I’m also, though, talking about the Mariners as a whole and the difficulty of repair. Going into the off-day yesterday, we could all sense the need for this team and its fans to find some repair. Repair for streaky and oft-whimpering bats, for injury-prone players, for frustration, for the mismatch between expectations and experience. Though it’s possible that preventive action might have avoided this fate (more money spent in the offseason?), that possibility is far from certain, and now that we’re here there’s no one solution that fixes it all. The damage is done, and it reveals other vulnerabilities in the system.
And yet – yet!

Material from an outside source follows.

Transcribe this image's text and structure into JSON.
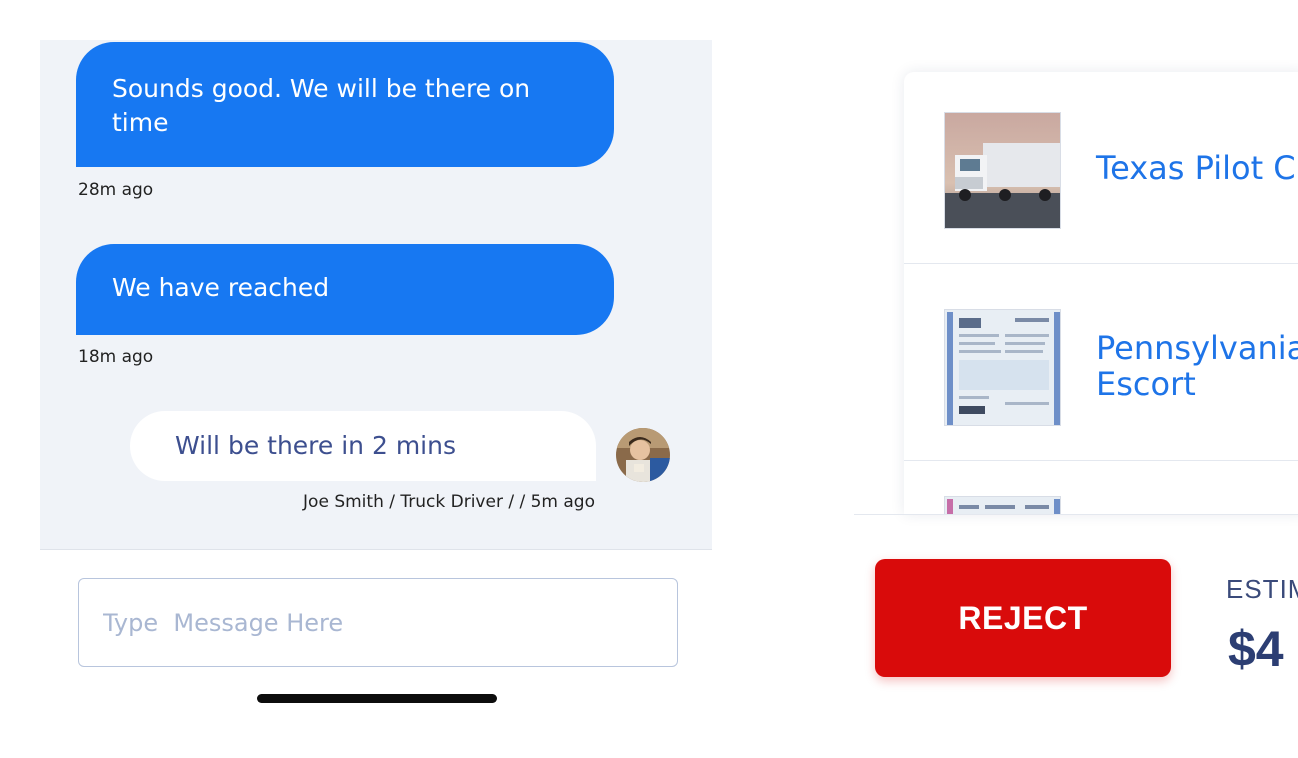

Sometimes a degree of repair arrives when you’re not expecting it. A win on FOUR home runs against an ageless ace. A return to the big leagues just weeks after ominously vague statements about setbacks led fans to declare you finished. A knee that’s not good enough to play in the outfield (and probably never will be), but IS good enough to support a 440-foot home run. A lineup that’s probably not good enough to get to the World Series, but IS good enough to beat the Astros at home on a Friday night in jubilant fashion.
And that takes us to the offense.
From the first inning, Justin Verlander wasn’t locating his fastball well, leaving it up at the top of the zone for Mariners hitters to take advantage of. After Ty France singled up the middle in the first inning, Julio Rodriguez was the first Mariner to punish Verlander to the tune of “it is… OUTTA HERE!”:
It took only three more batters before someone did it again, and this time it was Kyle Lewis himself. This was Lewis’ first home run of the season, and you can see the skip of a man who’s been waiting a long time to do this again:
At the close of the first inning, then, the Mariners led the Astros 4-0. The Mariners and I both know that four runs isn’t nearly a safe lead against Houston, but somehow the outcome felt decided from that moment on. If Verlander wasn’t invincible today, we could keep doing this (and keep doing this we did). And if JRod and KLew were going to open the game with home runs, then this game might be that alternate universe we thought we’d be living in (and readers, it was).
The second inning included this stellar defensive collaboration between JP Crawford and Eugenio Suarez on a play in which Houston scored their only run of the game. After a quick top of the third, Ty France led off the bottom of the third with yet another home run, and in the fourth Taylor Trammell executed a beautiful bunt base hit to beat the shift. In the next several innings, the Astros would get a runner or two on and Chris Flexen would calmly send them back to the dugout. The Mariners added on in the 6th with a solo home run by Trammell that caused some drama when both teams’ broadcasters called it an out, thinking that Astro’s center fielder Siri had caught it. Though much fun was made of both broadcast teams, it was a hard one to track:
As a fan, a game like this is like a good cycle of RICE (Rest, Ice, Compress, and Elevate) for an injury. Well, maybe Rest was the off-day yesterday, but the game today was Ice, Compress, Elevate: the win soothes the inflammation stirred up by the tough losses, and carrying a solid lead from start to finish provides the emotional space for love of the game to re-grow. And the happiness? That’s the medicine.